The number of international students at Japanese colleges is rebounding after last year’s disasters, but The Chronicle highlights that a decline in enrolment for preparatory and non-degree programmes points to future problems.
With Japan’s academic year set to start in April, most of the nation’s big universities report a smaller drop in foreign students than expected, despite concerns that many would stay away because of radiation fears.
The recovery is led by the public University of Tokyo, which has seen a mere one percent fall in foreign enrolment. The private Sophia University puts its recovery rate for foreign full-time students at “almost 100 percent” but adds that its intake of study abroad students for spring is down 12 percent.
Japan’s top private university, Waseda, however, notes a 25 percent drop in foreign applicants for degree programmes at its School of International Liberal Studies. South Korean applicants alone were down by 40 percent.
“According to our analysis this is certainly due to the ongoing problems at the Fukushima power plant,” says the school’s dean, Nori Morita. “But an equally important reason is the high yen against the Korean won.” Mr. Morita says admissions for September “remain steady.”
Although the March 11 earthquake, sometimes known there as 3/11, struck during spring recess in Japan, thousands of undergraduate and graduate students, both study abroad and degree-seeking, fled the country in the immediate aftermath of the nuclear crisis it triggered.
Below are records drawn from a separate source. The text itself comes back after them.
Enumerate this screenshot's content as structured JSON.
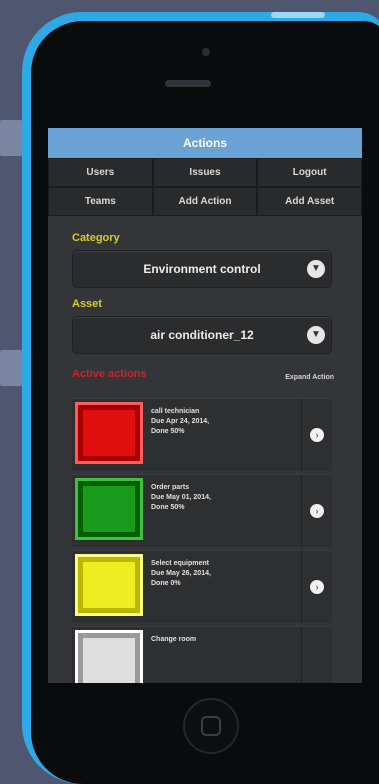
{
  "app": {
    "title": "Actions"
  },
  "nav": {
    "row1": [
      "Users",
      "Issues",
      "Logout"
    ],
    "row2": [
      "Teams",
      "Add Action",
      "Add Asset"
    ]
  },
  "category": {
    "label": "Category",
    "value": "Environment control"
  },
  "asset": {
    "label": "Asset",
    "value": "air conditioner_12"
  },
  "actions": {
    "label": "Active actions",
    "expand_label": "Expand Action",
    "items": [
      {
        "color": "#e01010",
        "title": "call technician",
        "due": "Due Apr 24, 2014,",
        "status": "Done 50%"
      },
      {
        "color": "#1a9a1a",
        "title": "Order parts",
        "due": "Due May 01, 2014,",
        "status": "Done 50%"
      },
      {
        "color": "#eded22",
        "title": "Select equipment",
        "due": "Due May 26, 2014,",
        "status": "Done 0%"
      },
      {
        "color": "#dedede",
        "title": "Change room",
        "due": "",
        "status": ""
      }
    ]
  },
  "icons": {
    "chevron": "chevron-down-icon",
    "arrow": "chevron-right-icon"
  }
}
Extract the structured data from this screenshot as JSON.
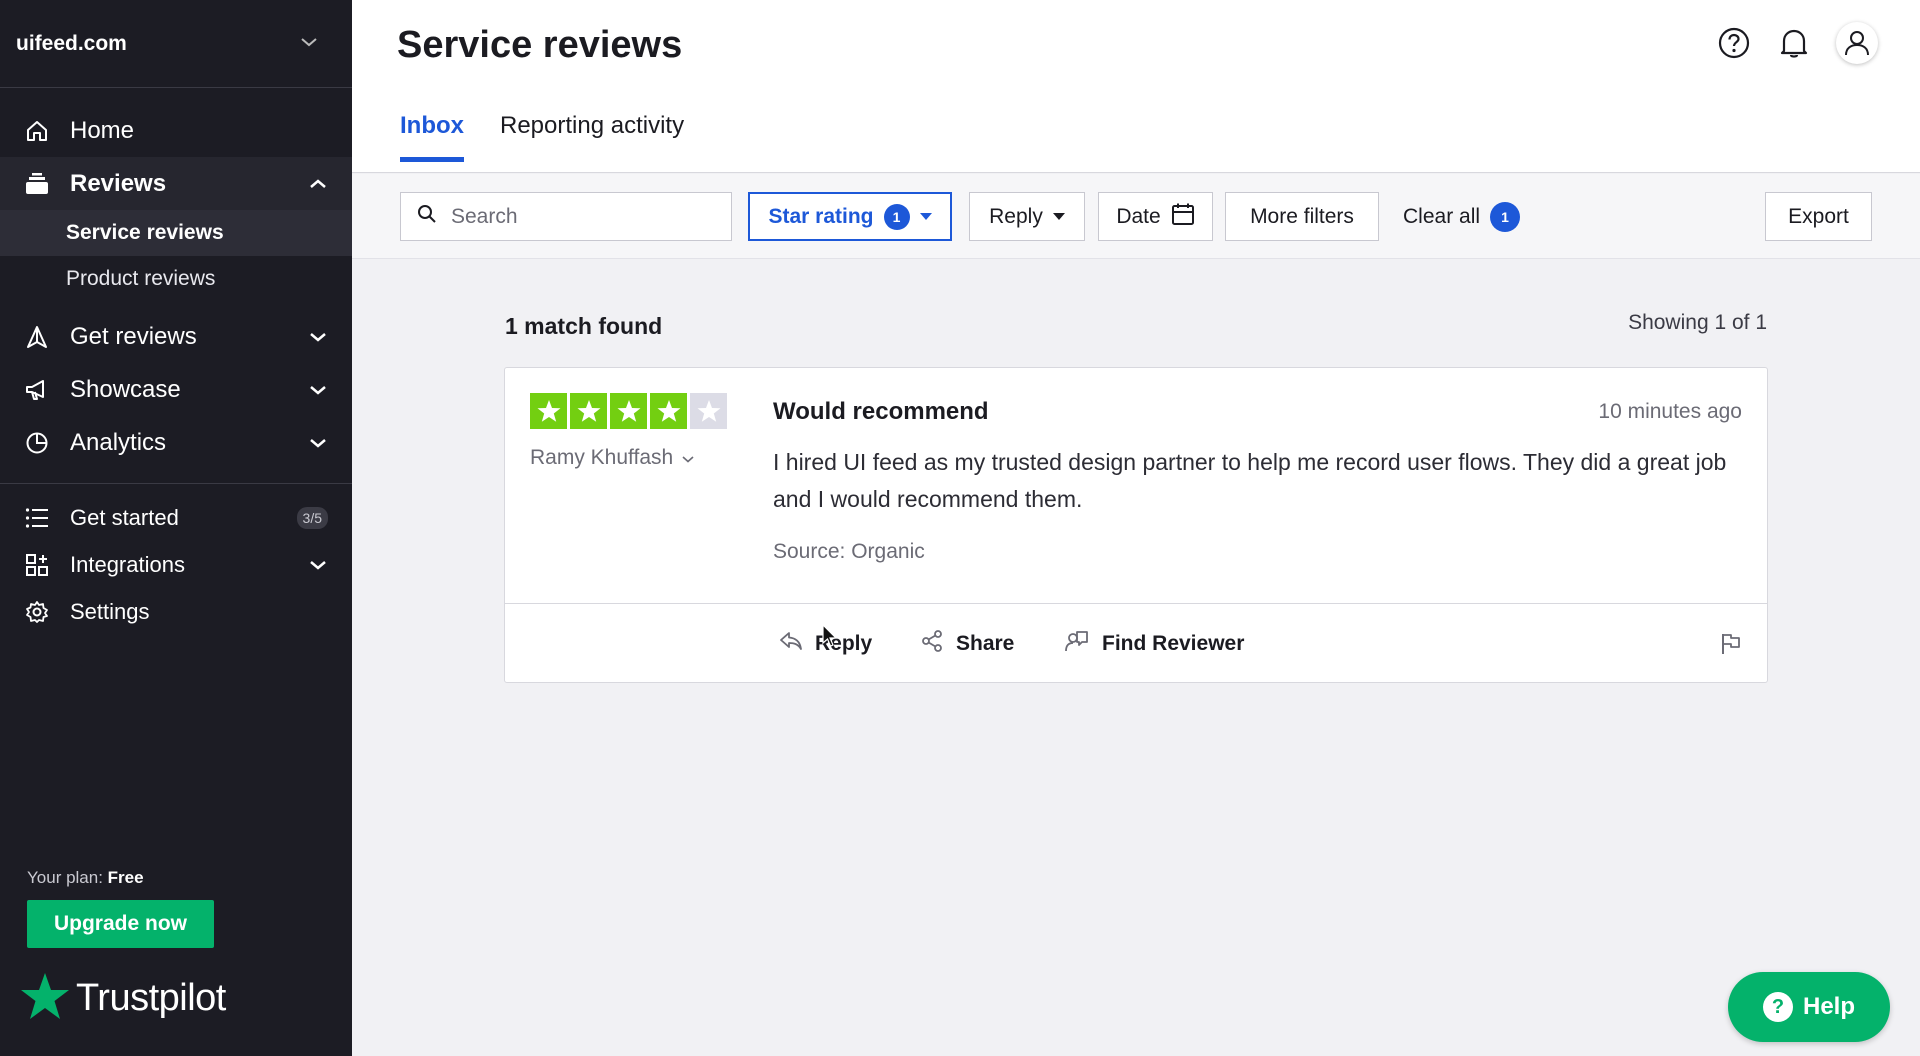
{
  "sidebar": {
    "domain": "uifeed.com",
    "nav": {
      "home": "Home",
      "reviews": "Reviews",
      "service_reviews": "Service reviews",
      "product_reviews": "Product reviews",
      "get_reviews": "Get reviews",
      "showcase": "Showcase",
      "analytics": "Analytics",
      "get_started": "Get started",
      "get_started_progress": "3/5",
      "integrations": "Integrations",
      "settings": "Settings"
    },
    "plan_label": "Your plan:",
    "plan_value": "Free",
    "upgrade_label": "Upgrade now",
    "brand": "Trustpilot",
    "brand_color": "#04b26b"
  },
  "header": {
    "title": "Service reviews",
    "tabs": [
      {
        "label": "Inbox",
        "active": true
      },
      {
        "label": "Reporting activity",
        "active": false
      }
    ]
  },
  "filters": {
    "search_placeholder": "Search",
    "star_rating_label": "Star rating",
    "star_rating_count": "1",
    "reply_label": "Reply",
    "date_label": "Date",
    "more_filters_label": "More filters",
    "clear_all_label": "Clear all",
    "clear_all_count": "1",
    "export_label": "Export",
    "accent_color": "#1d58d8"
  },
  "results": {
    "match_text": "1 match found",
    "showing_text": "Showing 1 of 1"
  },
  "review": {
    "rating": 4,
    "max_rating": 5,
    "star_color": "#73cf11",
    "reviewer": "Ramy Khuffash",
    "title": "Would recommend",
    "time": "10 minutes ago",
    "body": "I hired UI feed as my trusted design partner to help me record user flows. They did a great job and I would recommend them.",
    "source": "Source: Organic",
    "actions": {
      "reply": "Reply",
      "share": "Share",
      "find_reviewer": "Find Reviewer"
    }
  },
  "help_button": "Help"
}
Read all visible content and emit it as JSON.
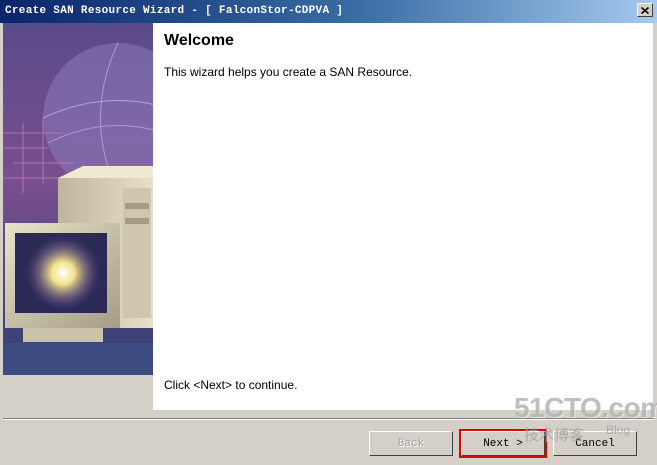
{
  "window": {
    "title": "Create SAN Resource Wizard - [ FalconStor-CDPVA ]"
  },
  "content": {
    "heading": "Welcome",
    "description": "This wizard helps you create a SAN Resource.",
    "continue_hint": "Click <Next> to continue."
  },
  "buttons": {
    "back": "Back",
    "next": "Next >",
    "cancel": "Cancel"
  },
  "watermark": {
    "site": "51CTO.com",
    "subtitle": "技术博客",
    "blog": "Blog"
  },
  "colors": {
    "titlebar_start": "#0a246a",
    "titlebar_end": "#a6caf0",
    "dialog_bg": "#d4d0c8",
    "highlight": "#e00000"
  },
  "icons": {
    "close": "close-icon"
  }
}
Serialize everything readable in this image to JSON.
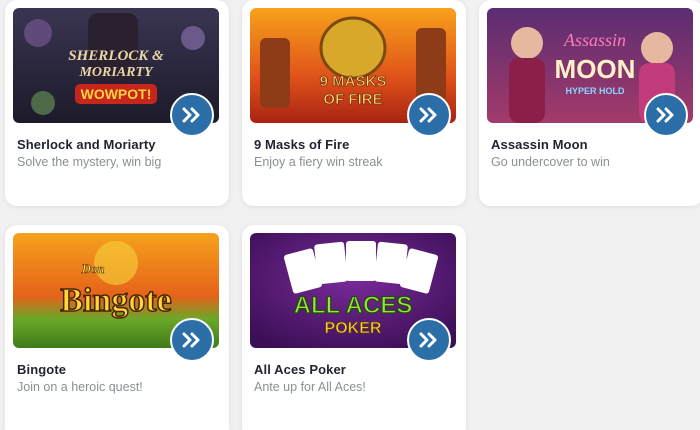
{
  "games": [
    {
      "title": "Sherlock and Moriarty",
      "description": "Solve the mystery, win big",
      "art_text": [
        "SHERLOCK &",
        "MORIARTY",
        "WOWPOT!"
      ]
    },
    {
      "title": "9 Masks of Fire",
      "description": "Enjoy a fiery win streak",
      "art_text": [
        "9 MASKS",
        "OF FIRE"
      ]
    },
    {
      "title": "Assassin Moon",
      "description": "Go undercover to win",
      "art_text": [
        "Assassin",
        "MOON",
        "HYPER HOLD"
      ]
    },
    {
      "title": "Bingote",
      "description": "Join on a heroic quest!",
      "art_text": [
        "Don",
        "Bingote"
      ]
    },
    {
      "title": "All Aces Poker",
      "description": "Ante up for All Aces!",
      "art_text": [
        "ALL ACES",
        "POKER"
      ]
    }
  ],
  "colors": {
    "play_button": "#2b6ea8",
    "title": "#1f2430",
    "description": "#8a8f98",
    "background": "#f1f1f1"
  },
  "icons": {
    "play": "double-chevron-right-icon"
  }
}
The university systems of California and Oregon together withdrew 50 students from Waseda’s international programme, halving its intake of exchange students last year.
The impact of the disasters was felt particularly sharply at Temple University, Japan’s oldest American campus, where the number of study abroad students dropped by about half last autumn, from 63 to 32. “We’re beginning to rebound,” says its dean, Bruce Stronach, noting that summer semester numbers are “approaching where they were pre-3/11.” There will be 25 fewer study abroad students on Temple’s campus this month than last spring when the crisis hit.
According to the Japan Student Services Organization, the disaster halted several years of growth in foreign study in Japan, with overall numbers of foreign students down by 2.6 percent last year.
“Most cancellations were from students on short-term exchanges because their institutions would not permit them to come to Japan,” explains Emma Parker, education project manager with the British Council in Japan.
The number of non-degree foreign students plummeted by nearly a quarter in 2011, with the United States, South Korea and some European countries sending about half as many students to Japan than in 2010, adds Ms. Parker. She also notes a steep decline in enrolment at Japanese language schools and university preparatory courses.
“The greatest effect was on those prospective students who had not yet applied to Japanese universities but were thinking of doing so. Clearly, this will have a knock-on effect on recruitment in subsequent years.”
Most observers say, however, that Japanese higher education will recover, with some even suggesting there could be long-term benefits.
“The disaster also resulted in sympathy for Japan and admiration for aspects of the Japanese people’s response,” points out John Belcher, president of the international nonprofit Study Abroad Foundation, who is based in Tokyo. “This seems to have resulted in some renewed interest in a unique society and culture often eclipsed by China and Korea in the intentional media, and an increased interest in study in Japan.”
Source: The Chronicle